Your answer should be the lines of the data below that contain "value".

──────── EXERCISE MATERIALS

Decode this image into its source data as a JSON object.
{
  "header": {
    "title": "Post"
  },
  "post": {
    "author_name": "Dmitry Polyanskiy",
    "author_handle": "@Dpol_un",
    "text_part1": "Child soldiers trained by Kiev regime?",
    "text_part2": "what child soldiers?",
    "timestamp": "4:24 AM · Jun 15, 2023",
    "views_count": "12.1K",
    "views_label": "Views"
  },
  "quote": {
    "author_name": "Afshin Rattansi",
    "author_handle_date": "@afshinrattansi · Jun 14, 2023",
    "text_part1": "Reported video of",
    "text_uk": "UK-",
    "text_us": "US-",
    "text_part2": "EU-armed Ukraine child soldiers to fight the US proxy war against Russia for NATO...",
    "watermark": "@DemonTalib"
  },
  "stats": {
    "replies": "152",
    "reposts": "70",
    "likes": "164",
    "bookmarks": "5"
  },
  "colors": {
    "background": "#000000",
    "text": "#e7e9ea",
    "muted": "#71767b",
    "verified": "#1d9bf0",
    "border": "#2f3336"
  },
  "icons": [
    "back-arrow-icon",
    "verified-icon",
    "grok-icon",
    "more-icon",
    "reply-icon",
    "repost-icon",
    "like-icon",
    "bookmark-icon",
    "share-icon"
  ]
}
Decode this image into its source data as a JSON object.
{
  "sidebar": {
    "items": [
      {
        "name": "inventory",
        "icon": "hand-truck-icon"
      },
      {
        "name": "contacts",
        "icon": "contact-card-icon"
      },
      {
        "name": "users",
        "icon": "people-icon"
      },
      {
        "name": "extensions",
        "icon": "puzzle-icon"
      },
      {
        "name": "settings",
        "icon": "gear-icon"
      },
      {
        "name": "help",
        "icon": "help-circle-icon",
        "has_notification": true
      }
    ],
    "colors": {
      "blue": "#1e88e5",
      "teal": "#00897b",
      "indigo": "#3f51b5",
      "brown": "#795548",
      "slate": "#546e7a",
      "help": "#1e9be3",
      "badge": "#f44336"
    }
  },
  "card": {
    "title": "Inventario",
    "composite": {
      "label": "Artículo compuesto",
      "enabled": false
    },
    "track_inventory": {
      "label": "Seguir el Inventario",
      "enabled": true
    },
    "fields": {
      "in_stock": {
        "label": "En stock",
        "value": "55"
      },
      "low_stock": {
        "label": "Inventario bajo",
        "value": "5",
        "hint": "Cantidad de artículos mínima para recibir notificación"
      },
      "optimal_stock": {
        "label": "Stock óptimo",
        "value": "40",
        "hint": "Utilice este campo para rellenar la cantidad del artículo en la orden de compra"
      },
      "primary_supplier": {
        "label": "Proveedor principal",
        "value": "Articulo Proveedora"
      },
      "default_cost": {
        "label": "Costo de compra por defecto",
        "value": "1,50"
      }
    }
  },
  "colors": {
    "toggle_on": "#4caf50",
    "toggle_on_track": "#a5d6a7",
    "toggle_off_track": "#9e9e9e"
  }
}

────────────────

SOLVED PROBLEM:
        "value": "55"
        "value": "5",
        "value": "40",
        "value": "Articulo Proveedora"
        "value": "1,50"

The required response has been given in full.